Problem to solve => If a picture appears among the records, leave it out and set down everything else exactly as it stands.

Extracted data =>
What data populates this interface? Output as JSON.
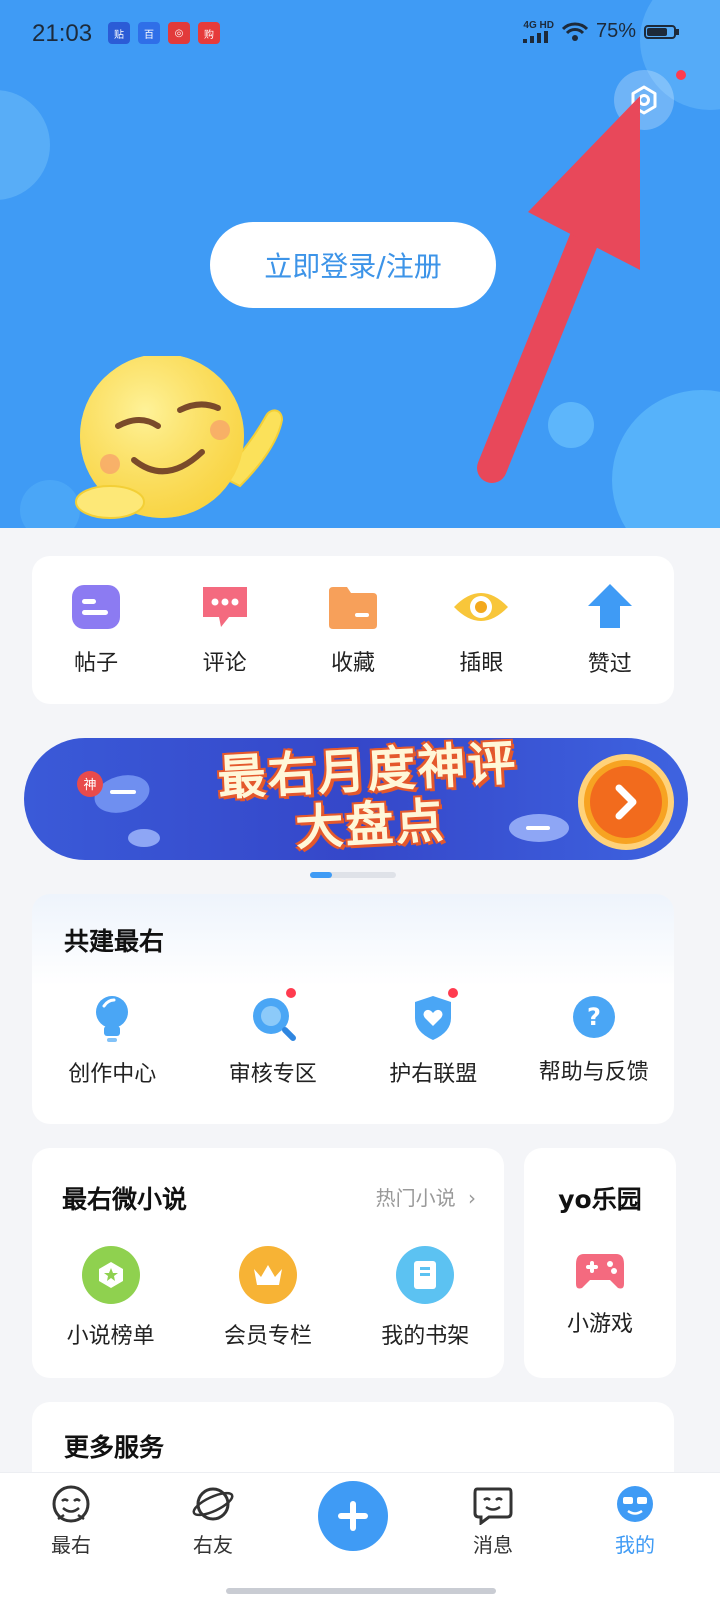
{
  "status_bar": {
    "time": "21:03",
    "network": "4G HD",
    "battery": "75%"
  },
  "header": {
    "login_label": "立即登录/注册",
    "settings_has_badge": true
  },
  "quick_actions": [
    {
      "label": "帖子",
      "icon": "post-icon",
      "color": "#8c7bf2"
    },
    {
      "label": "评论",
      "icon": "comment-icon",
      "color": "#f46a7f"
    },
    {
      "label": "收藏",
      "icon": "folder-icon",
      "color": "#f7a05a"
    },
    {
      "label": "插眼",
      "icon": "eye-icon",
      "color": "#f8c63a"
    },
    {
      "label": "赞过",
      "icon": "thumb-up-arrow-icon",
      "color": "#3f9bf5"
    }
  ],
  "banner": {
    "line1": "最右月度神评",
    "line2": "大盘点",
    "badge": "神"
  },
  "co_build": {
    "title": "共建最右",
    "items": [
      {
        "label": "创作中心",
        "icon": "lightbulb-icon",
        "badge": false
      },
      {
        "label": "审核专区",
        "icon": "magnifier-icon",
        "badge": true
      },
      {
        "label": "护右联盟",
        "icon": "shield-heart-icon",
        "badge": true
      },
      {
        "label": "帮助与反馈",
        "icon": "help-icon",
        "badge": false
      }
    ]
  },
  "novel": {
    "title": "最右微小说",
    "more_label": "热门小说",
    "items": [
      {
        "label": "小说榜单",
        "icon": "ranking-icon",
        "color": "#8fd14f"
      },
      {
        "label": "会员专栏",
        "icon": "crown-icon",
        "color": "#f7b335"
      },
      {
        "label": "我的书架",
        "icon": "book-icon",
        "color": "#5cc2f2"
      }
    ]
  },
  "yo_park": {
    "title": "yo乐园",
    "item_label": "小游戏",
    "icon": "gamepad-icon"
  },
  "more_services": {
    "title": "更多服务"
  },
  "tabbar": {
    "tabs": [
      {
        "label": "最右",
        "icon": "face-icon"
      },
      {
        "label": "右友",
        "icon": "planet-icon"
      },
      {
        "label": "消息",
        "icon": "chat-face-icon"
      },
      {
        "label": "我的",
        "icon": "profile-face-icon"
      }
    ],
    "active_color": "#3f9bf5"
  }
}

Problem solution =>
What data populates this interface? Output as JSON.
{
  "status_bar": {
    "time": "21:03",
    "network": "4G HD",
    "battery": "75%"
  },
  "header": {
    "login_label": "立即登录/注册",
    "settings_has_badge": true
  },
  "quick_actions": [
    {
      "label": "帖子",
      "icon": "post-icon",
      "color": "#8c7bf2"
    },
    {
      "label": "评论",
      "icon": "comment-icon",
      "color": "#f46a7f"
    },
    {
      "label": "收藏",
      "icon": "folder-icon",
      "color": "#f7a05a"
    },
    {
      "label": "插眼",
      "icon": "eye-icon",
      "color": "#f8c63a"
    },
    {
      "label": "赞过",
      "icon": "thumb-up-arrow-icon",
      "color": "#3f9bf5"
    }
  ],
  "banner": {
    "line1": "最右月度神评",
    "line2": "大盘点",
    "badge": "神"
  },
  "co_build": {
    "title": "共建最右",
    "items": [
      {
        "label": "创作中心",
        "icon": "lightbulb-icon",
        "badge": false
      },
      {
        "label": "审核专区",
        "icon": "magnifier-icon",
        "badge": true
      },
      {
        "label": "护右联盟",
        "icon": "shield-heart-icon",
        "badge": true
      },
      {
        "label": "帮助与反馈",
        "icon": "help-icon",
        "badge": false
      }
    ]
  },
  "novel": {
    "title": "最右微小说",
    "more_label": "热门小说",
    "items": [
      {
        "label": "小说榜单",
        "icon": "ranking-icon",
        "color": "#8fd14f"
      },
      {
        "label": "会员专栏",
        "icon": "crown-icon",
        "color": "#f7b335"
      },
      {
        "label": "我的书架",
        "icon": "book-icon",
        "color": "#5cc2f2"
      }
    ]
  },
  "yo_park": {
    "title": "yo乐园",
    "item_label": "小游戏",
    "icon": "gamepad-icon"
  },
  "more_services": {
    "title": "更多服务"
  },
  "tabbar": {
    "tabs": [
      {
        "label": "最右",
        "icon": "face-icon"
      },
      {
        "label": "右友",
        "icon": "planet-icon"
      },
      {
        "label": "消息",
        "icon": "chat-face-icon"
      },
      {
        "label": "我的",
        "icon": "profile-face-icon"
      }
    ],
    "active_color": "#3f9bf5"
  }
}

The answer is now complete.